The opposite is true in Saskatchewan. Only 8 per cent of its PM10 emissions are from residential wood combustion, and over 58 per cent of PM10 is emitted by industry (a higher proportion than all provinces other than B.C.). Over 40 per cent of the emissions from this sector come from the grain industry. Saskatchewan also has the highest share of PM10 emissions from transportation, at 28 per cent.
If we include the open sources of PM10 emissions, we see some notable changes to the provincial rankings. The three Prairie provinces drop to the bottom of the pack. These provinces have high emissions of dust from unpaved roads and from agriculture. Alberta and Saskatchewan also have extremely high PM10 emissions resulting from construction. While dust emissions from agriculture are on the decline, dust from unpaved roads and emissions from construction are increasing in all three Prairie provinces. Meanwhile, including open sources of emissions moves B.C. up from a middle-of-the-pack performer to the best-ranked province. Ontario remains high in the rankings.
What is Canada doing to reduce particulate matter emissions?
Canada made substantive progress between 1990 and 2014 in reducing the rate at which it emits particulate matter. However, its per capita emissions are still higher than the rates of all other peer countries in our analysis, so there is still room for improvement.
In 2012, the Canadian Council of Ministers of the Environment (an intergovernmental council that facilitates cross-jurisdictional environmental action across the territorial, provincial, and federal governments), with the exception of Quebec, agreed to implement a nationwide air quality management system—a set of guidelines for monitoring emissions and setting emissions standards. The system contains air quality standards—set out in the Canadian Ambient Air Quality Standards (CAAQS)—for fine particulate matter (PM2.5) and ozone.
In June 2014, the Government of Canada proposed new mandatory emission regulations that would apply to industry, called the Multi-Sector Air Pollutants Regulations. If these regulations are adopted and phased in over time as planned, the resulting reduction in PM2.5 emissions (relative to a business-as-usual scenario) could save Canadians $3.8 billion (in 2012 constant dollars) in health costs between 2013 and 2035.8 These emission regulations pertain only to closed sources of emissions, so they are unlikely to have an impact on the largest sources of particulate matter emissions in Canada—namely, dust kicked up from roads and created during construction.
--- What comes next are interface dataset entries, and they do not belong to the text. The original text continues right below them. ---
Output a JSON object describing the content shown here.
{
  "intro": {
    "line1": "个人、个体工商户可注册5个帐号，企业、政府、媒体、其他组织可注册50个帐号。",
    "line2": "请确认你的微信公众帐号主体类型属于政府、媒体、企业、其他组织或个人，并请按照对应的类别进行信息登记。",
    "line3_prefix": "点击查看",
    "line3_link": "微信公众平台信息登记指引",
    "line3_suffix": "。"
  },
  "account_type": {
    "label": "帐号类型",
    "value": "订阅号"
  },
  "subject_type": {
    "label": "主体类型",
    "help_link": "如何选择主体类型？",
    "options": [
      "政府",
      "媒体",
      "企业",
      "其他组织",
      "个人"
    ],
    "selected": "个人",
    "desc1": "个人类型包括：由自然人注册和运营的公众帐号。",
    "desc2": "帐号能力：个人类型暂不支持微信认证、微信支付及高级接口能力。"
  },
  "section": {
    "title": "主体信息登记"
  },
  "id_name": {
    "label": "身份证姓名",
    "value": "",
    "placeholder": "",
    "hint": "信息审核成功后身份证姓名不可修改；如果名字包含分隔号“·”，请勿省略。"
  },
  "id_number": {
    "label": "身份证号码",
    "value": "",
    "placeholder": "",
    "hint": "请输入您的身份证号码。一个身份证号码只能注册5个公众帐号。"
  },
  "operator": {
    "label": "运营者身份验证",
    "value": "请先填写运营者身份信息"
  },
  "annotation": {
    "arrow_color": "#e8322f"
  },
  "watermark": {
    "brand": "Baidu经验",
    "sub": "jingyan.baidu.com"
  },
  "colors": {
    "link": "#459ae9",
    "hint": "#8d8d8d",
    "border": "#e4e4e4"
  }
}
2 Friday et al., “Ecological Effects of Particulate Matter on the Histochemical Content of Alchonea cordifolia, Musa pradisiaca, and Manihot esculenta,” International Journal of Scientific & Technology Research 3 no. 389.
5 Caitlin Hancey, Particulate Matter, Ground-Level Ozone, and the Canada-Wide Standards Regulatory Process, (Ottawa: Sierra Club, December 1999), (accessed August 19, 2008).
8 Canada Gazette, Multi-Sector Air Pollutants Regulations. The estimated saving in health costs is the sum of the health benefits of reduced PM2.5 emissions from engines, boilers, and heaters used by industry and cement manufacturing facilities. See tables 10, 20, and 25.